**DATASET EXCERPTS**

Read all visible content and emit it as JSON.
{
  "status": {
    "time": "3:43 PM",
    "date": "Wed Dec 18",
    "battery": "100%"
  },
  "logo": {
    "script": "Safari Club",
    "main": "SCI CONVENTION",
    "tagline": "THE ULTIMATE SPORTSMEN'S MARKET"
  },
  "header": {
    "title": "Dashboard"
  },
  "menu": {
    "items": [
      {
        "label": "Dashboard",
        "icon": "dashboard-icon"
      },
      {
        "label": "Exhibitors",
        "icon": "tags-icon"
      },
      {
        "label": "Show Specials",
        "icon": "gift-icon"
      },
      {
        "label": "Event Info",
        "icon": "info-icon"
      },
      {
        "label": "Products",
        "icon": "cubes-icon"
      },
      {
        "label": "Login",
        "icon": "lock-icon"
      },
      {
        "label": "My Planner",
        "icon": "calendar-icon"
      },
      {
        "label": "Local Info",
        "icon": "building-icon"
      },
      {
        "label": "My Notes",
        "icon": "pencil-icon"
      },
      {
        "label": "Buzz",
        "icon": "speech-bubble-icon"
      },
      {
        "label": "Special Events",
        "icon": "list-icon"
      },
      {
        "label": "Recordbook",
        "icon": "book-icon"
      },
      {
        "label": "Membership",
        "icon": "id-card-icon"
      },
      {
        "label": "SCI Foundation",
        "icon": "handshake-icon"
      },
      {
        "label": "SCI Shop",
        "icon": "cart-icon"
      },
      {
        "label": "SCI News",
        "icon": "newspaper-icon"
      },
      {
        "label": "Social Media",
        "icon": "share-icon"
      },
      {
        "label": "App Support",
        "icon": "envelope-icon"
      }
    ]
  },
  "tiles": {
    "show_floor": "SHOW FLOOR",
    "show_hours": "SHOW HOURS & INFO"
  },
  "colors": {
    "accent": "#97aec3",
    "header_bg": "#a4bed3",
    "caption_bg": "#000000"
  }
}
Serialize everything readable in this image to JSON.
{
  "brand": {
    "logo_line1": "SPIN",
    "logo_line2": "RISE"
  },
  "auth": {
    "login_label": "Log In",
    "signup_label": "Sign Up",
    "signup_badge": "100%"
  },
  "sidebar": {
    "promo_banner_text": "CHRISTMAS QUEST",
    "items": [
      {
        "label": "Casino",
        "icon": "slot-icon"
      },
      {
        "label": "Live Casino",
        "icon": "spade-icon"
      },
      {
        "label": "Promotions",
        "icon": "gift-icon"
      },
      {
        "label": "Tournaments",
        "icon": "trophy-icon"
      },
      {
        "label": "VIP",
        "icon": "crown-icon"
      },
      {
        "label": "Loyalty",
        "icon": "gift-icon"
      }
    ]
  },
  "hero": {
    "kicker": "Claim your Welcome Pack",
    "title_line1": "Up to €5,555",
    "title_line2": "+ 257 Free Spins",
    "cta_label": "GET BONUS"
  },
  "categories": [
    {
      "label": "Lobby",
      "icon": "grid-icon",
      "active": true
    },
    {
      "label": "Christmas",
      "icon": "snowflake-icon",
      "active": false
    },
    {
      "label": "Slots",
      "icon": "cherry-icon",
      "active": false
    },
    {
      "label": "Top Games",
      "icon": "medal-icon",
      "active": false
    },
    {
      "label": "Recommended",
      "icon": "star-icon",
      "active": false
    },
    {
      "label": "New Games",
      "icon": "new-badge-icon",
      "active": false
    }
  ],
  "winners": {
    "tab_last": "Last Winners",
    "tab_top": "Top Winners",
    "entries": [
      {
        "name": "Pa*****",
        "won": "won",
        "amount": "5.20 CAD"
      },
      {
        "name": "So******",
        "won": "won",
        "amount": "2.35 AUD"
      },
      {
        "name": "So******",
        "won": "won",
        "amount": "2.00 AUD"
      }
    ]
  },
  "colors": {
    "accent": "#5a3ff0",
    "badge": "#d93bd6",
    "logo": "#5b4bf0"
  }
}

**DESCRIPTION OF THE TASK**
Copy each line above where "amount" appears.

**EXERCISE ANSWER**
        "amount": "5.20 CAD"
        "amount": "2.35 AUD"
        "amount": "2.00 AUD"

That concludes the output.